| Stored items |
>>>>

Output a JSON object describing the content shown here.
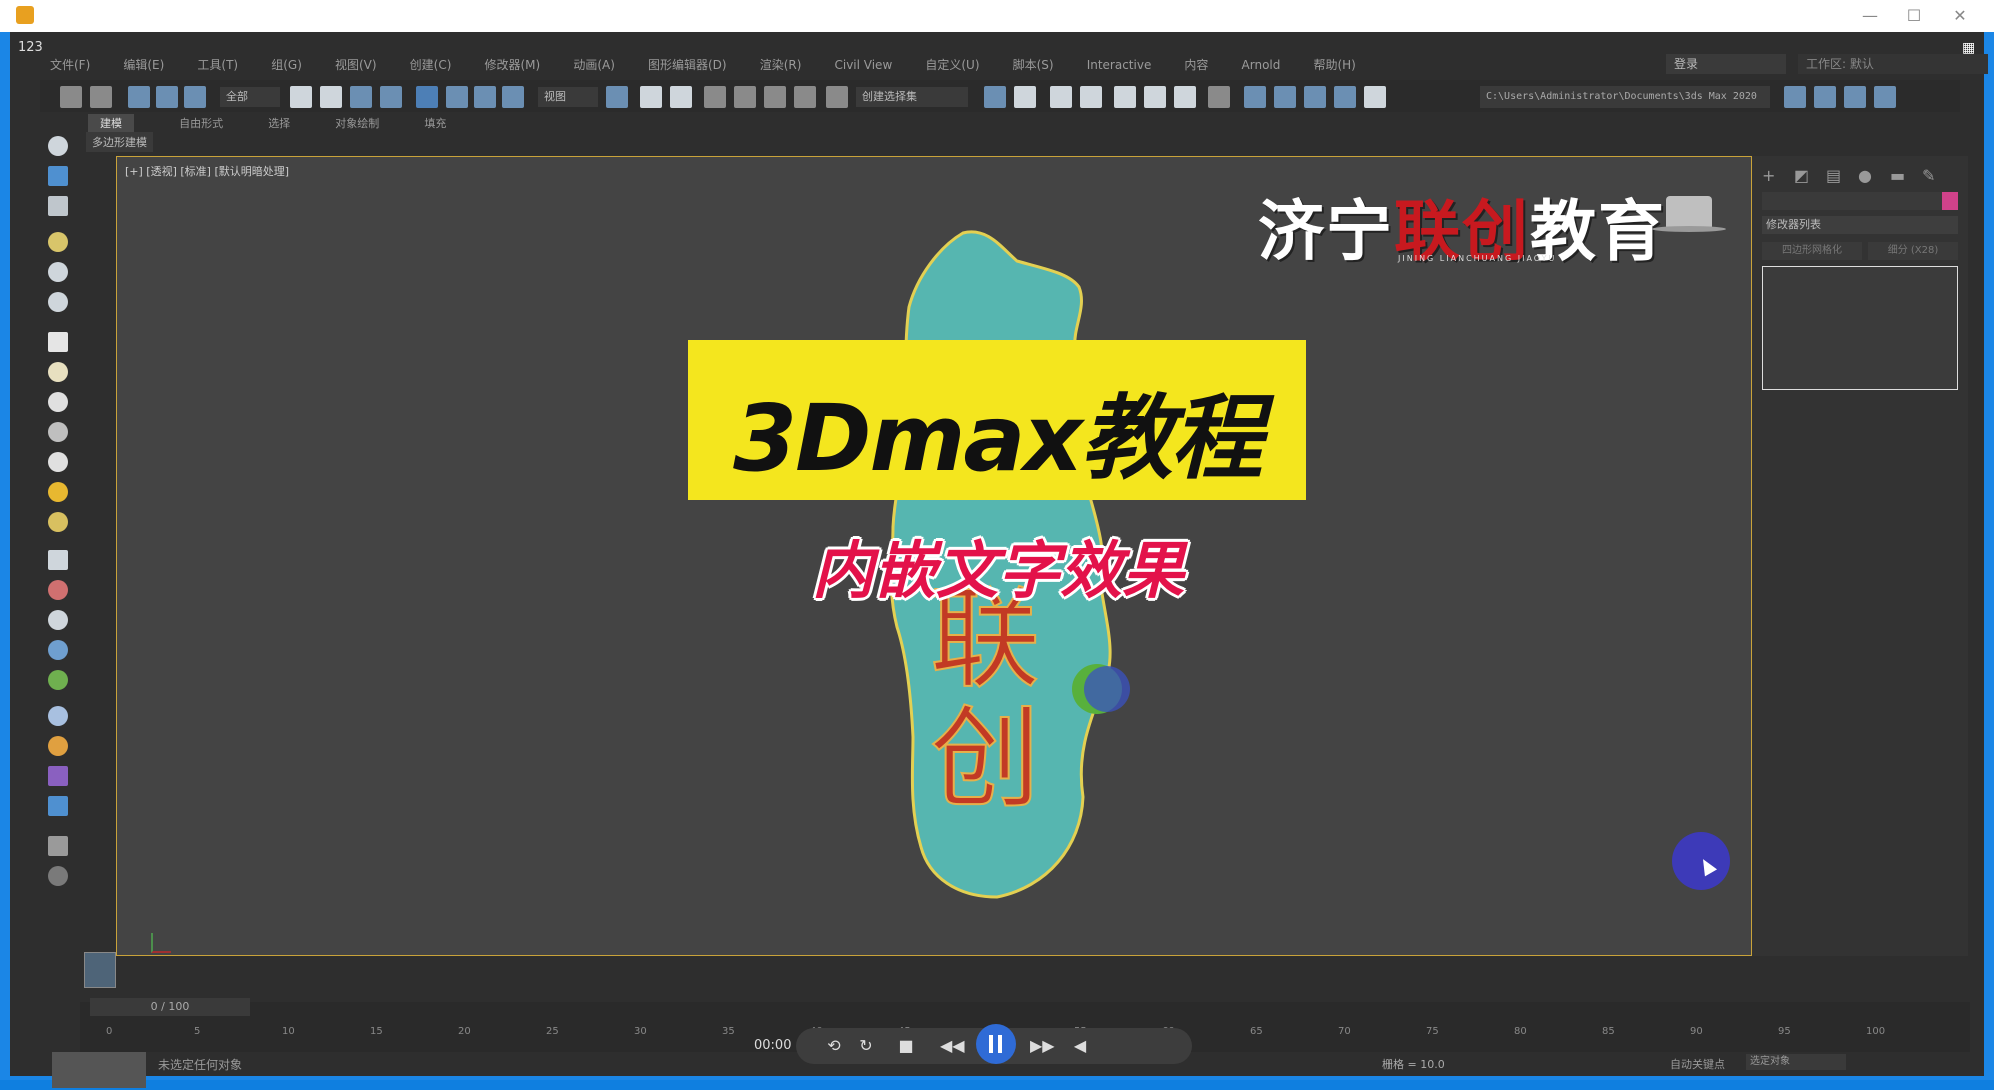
{
  "window": {
    "title": "",
    "minimize": "—",
    "maximize": "☐",
    "close": "✕",
    "app_label": "123"
  },
  "menu": [
    "文件(F)",
    "编辑(E)",
    "工具(T)",
    "组(G)",
    "视图(V)",
    "创建(C)",
    "修改器(M)",
    "动画(A)",
    "图形编辑器(D)",
    "渲染(R)",
    "Civil View",
    "自定义(U)",
    "脚本(S)",
    "Interactive",
    "内容",
    "Arnold",
    "帮助(H)"
  ],
  "login": "登录",
  "workspace": "工作区: 默认",
  "toolbar": {
    "filter": "全部",
    "view_mode": "视图",
    "selection_set": "创建选择集",
    "path": "C:\\Users\\Administrator\\Documents\\3ds Max 2020"
  },
  "ribbon": {
    "tabs": [
      "建模",
      "自由形式",
      "选择",
      "对象绘制",
      "填充"
    ],
    "sub": "多边形建模"
  },
  "viewport_label": "[+] [透视] [标准] [默认明暗处理]",
  "right_panel": {
    "modifier_list": "修改器列表",
    "btn1": "四边形网格化",
    "btn2": "细分 (X28)"
  },
  "overlay": {
    "logo_white_1": "济宁",
    "logo_red": "联创",
    "logo_white_2": "教育",
    "logo_sub": "JINING LIANCHUANG JIAOYU",
    "banner": "3Dmax教程",
    "subtitle": "内嵌文字效果"
  },
  "timeline": {
    "frame": "0 / 100",
    "ticks": [
      "0",
      "5",
      "10",
      "15",
      "20",
      "25",
      "30",
      "35",
      "40",
      "45",
      "50",
      "55",
      "60",
      "65",
      "70",
      "75",
      "80",
      "85",
      "90",
      "95",
      "100"
    ]
  },
  "status": {
    "line1": "未选定任何对象",
    "grid": "栅格 = 10.0",
    "auto_key": "自动关键点",
    "sel": "选定对象"
  },
  "player": {
    "time": "00:00"
  }
}
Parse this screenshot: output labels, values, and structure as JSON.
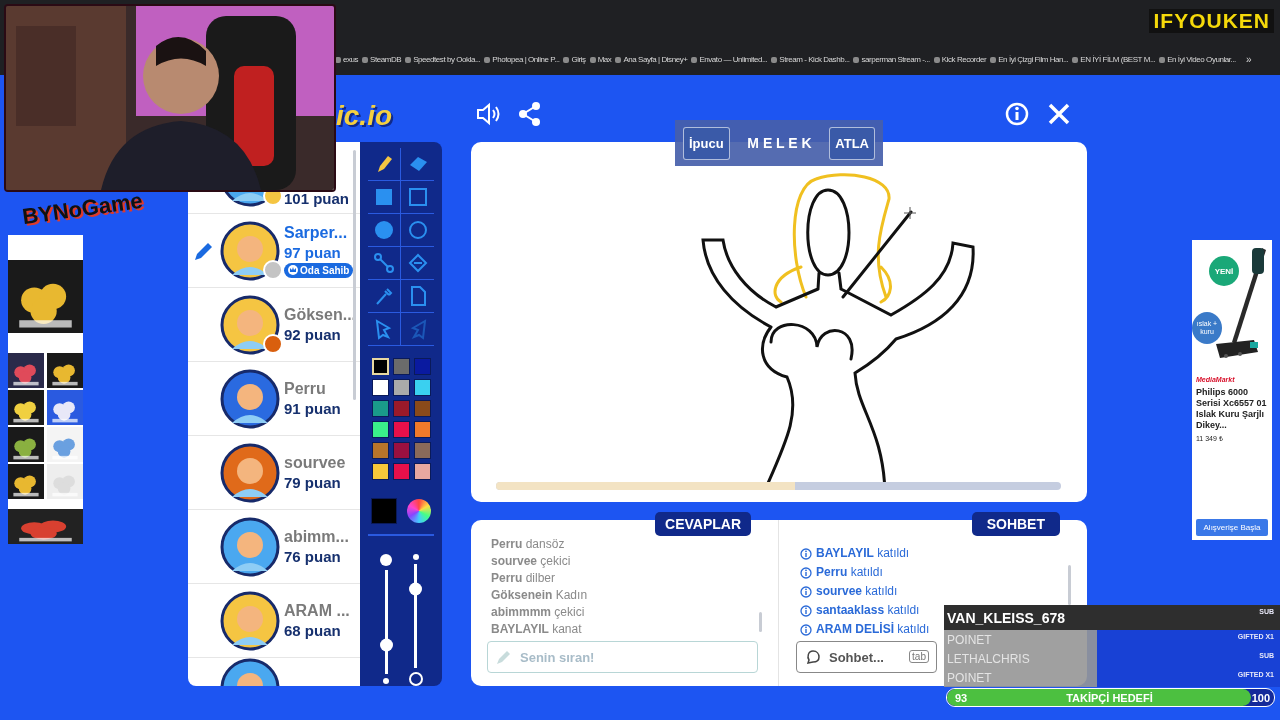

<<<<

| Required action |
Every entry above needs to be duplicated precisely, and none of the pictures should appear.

| Exercise output |
Output a JSON object describing the content shown here.
{
  "window": {
    "title": "",
    "minimize": "—",
    "maximize": "☐",
    "close": "✕",
    "app_label": "123"
  },
  "menu": [
    "文件(F)",
    "编辑(E)",
    "工具(T)",
    "组(G)",
    "视图(V)",
    "创建(C)",
    "修改器(M)",
    "动画(A)",
    "图形编辑器(D)",
    "渲染(R)",
    "Civil View",
    "自定义(U)",
    "脚本(S)",
    "Interactive",
    "内容",
    "Arnold",
    "帮助(H)"
  ],
  "login": "登录",
  "workspace": "工作区: 默认",
  "toolbar": {
    "filter": "全部",
    "view_mode": "视图",
    "selection_set": "创建选择集",
    "path": "C:\\Users\\Administrator\\Documents\\3ds Max 2020"
  },
  "ribbon": {
    "tabs": [
      "建模",
      "自由形式",
      "选择",
      "对象绘制",
      "填充"
    ],
    "sub": "多边形建模"
  },
  "viewport_label": "[+] [透视] [标准] [默认明暗处理]",
  "right_panel": {
    "modifier_list": "修改器列表",
    "btn1": "四边形网格化",
    "btn2": "细分 (X28)"
  },
  "overlay": {
    "logo_white_1": "济宁",
    "logo_red": "联创",
    "logo_white_2": "教育",
    "logo_sub": "JINING LIANCHUANG JIAOYU",
    "banner": "3Dmax教程",
    "subtitle": "内嵌文字效果"
  },
  "timeline": {
    "frame": "0 / 100",
    "ticks": [
      "0",
      "5",
      "10",
      "15",
      "20",
      "25",
      "30",
      "35",
      "40",
      "45",
      "50",
      "55",
      "60",
      "65",
      "70",
      "75",
      "80",
      "85",
      "90",
      "95",
      "100"
    ]
  },
  "status": {
    "line1": "未选定任何对象",
    "grid": "栅格 = 10.0",
    "auto_key": "自动关键点",
    "sel": "选定对象"
  },
  "player": {
    "time": "00:00"
  }
}
Parse this screenshot: output labels, values, and structure as JSON.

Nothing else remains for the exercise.